July 13, 2017
• Stockton woman clones a new identity to steal
• Gets three years
It took a lot of work for Patricia Ramona Vasquez, 37, of Stockton to become someone else. And now that work has been rewarded with a three-year federal prison sentence.
Ms. Vasquez did it to steal, prosecutors say.
In addition to the prison sentence, U.S. District Judge Morrison England Jr. ordered her to pay $30,971 in restitution.
U.S. Attorney Phillip Talbert says Ms. Vasquez was found guilty of bank fraud, aggravated identity theft, and mail fraud.
According to court documents, between February and July of last year Ms. Vasquez targeted a woman with the same last name and obtained her mail to obtain documents and information to steal her identity. She then created an email address for her new identity. On April 4, 2016, Ms. Vasquez entered a DMV branch in Sacramento and claimed her California driver’s license was lost or stolen. In doing so, she obtained a genuine driver’s license with her own picture and the identity theft victim’s personal identifying information.

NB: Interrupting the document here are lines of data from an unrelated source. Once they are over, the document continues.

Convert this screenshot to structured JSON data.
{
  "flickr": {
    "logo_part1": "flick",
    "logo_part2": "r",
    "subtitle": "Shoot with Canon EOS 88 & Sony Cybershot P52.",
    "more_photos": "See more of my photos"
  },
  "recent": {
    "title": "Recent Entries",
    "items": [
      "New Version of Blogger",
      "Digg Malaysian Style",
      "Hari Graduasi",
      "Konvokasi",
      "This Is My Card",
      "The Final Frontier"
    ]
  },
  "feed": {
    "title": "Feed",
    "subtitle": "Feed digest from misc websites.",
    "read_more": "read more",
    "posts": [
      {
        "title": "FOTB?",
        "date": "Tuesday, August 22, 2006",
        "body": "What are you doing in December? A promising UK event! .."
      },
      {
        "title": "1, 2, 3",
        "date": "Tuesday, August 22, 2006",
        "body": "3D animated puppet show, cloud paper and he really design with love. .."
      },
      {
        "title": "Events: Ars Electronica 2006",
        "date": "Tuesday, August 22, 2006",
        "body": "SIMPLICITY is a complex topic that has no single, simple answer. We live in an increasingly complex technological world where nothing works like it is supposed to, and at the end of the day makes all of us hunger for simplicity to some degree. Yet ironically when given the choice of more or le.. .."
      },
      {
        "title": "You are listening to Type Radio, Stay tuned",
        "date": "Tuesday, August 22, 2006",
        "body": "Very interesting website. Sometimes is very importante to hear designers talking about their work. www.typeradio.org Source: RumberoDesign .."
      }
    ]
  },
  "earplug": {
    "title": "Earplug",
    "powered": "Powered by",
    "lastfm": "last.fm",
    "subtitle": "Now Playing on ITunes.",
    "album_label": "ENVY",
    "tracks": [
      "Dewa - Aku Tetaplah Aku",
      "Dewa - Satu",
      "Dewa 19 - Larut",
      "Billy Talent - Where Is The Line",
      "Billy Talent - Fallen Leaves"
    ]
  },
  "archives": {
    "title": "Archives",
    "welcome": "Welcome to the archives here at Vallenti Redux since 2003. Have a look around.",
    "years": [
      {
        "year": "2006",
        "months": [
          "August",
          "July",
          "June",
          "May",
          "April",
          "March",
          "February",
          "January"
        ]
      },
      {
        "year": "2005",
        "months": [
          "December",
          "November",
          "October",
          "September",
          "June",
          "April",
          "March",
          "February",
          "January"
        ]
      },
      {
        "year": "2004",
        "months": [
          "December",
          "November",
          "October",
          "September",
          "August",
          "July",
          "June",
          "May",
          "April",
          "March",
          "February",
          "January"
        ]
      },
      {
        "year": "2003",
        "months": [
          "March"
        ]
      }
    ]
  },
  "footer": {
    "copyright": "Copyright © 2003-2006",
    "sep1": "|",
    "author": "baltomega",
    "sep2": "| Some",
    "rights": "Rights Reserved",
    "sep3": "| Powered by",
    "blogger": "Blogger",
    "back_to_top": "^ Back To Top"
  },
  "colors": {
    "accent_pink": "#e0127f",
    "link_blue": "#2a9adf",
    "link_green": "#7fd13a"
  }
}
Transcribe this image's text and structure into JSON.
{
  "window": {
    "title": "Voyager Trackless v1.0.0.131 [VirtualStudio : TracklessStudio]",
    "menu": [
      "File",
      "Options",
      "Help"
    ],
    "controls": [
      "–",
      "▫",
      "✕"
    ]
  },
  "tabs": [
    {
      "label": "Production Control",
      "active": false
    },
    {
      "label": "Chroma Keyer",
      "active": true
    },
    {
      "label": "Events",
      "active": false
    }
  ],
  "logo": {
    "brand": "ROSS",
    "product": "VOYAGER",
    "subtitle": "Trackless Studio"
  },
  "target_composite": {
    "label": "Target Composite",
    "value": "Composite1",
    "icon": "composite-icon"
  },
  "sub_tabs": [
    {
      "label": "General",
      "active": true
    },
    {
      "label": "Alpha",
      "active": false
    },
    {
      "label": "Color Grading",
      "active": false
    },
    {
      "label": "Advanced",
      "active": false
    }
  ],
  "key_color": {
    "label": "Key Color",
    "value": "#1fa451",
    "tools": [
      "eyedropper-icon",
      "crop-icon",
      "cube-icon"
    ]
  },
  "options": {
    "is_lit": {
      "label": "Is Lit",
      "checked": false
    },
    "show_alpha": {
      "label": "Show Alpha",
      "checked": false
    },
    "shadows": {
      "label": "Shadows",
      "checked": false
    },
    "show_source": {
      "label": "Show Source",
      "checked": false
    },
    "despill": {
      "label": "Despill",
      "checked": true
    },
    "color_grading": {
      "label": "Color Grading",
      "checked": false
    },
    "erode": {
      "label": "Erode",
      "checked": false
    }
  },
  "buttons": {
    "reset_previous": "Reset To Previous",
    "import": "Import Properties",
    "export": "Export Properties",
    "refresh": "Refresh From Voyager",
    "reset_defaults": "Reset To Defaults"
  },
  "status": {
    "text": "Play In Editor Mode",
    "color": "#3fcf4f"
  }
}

Using that false identity, on April 15 Ms. Vasquez bought a Nissan Altima from an auto dealership in Stockton, getting -- at the victim’s and creditors’ expense -- a car loan from Well Fargo Bank for $16,703.
It did not stop there. On May 20, 2016, as law enforcement was tightening its net, Ms. Vasquez opened accounts at Golden 1 Credit Union in Stockton using her phony California driver’s license number, the victim’s SSN, date of birth, true residence address, and signature. After opening the credit union accounts, she deposited stolen and altered checks to obtain cash.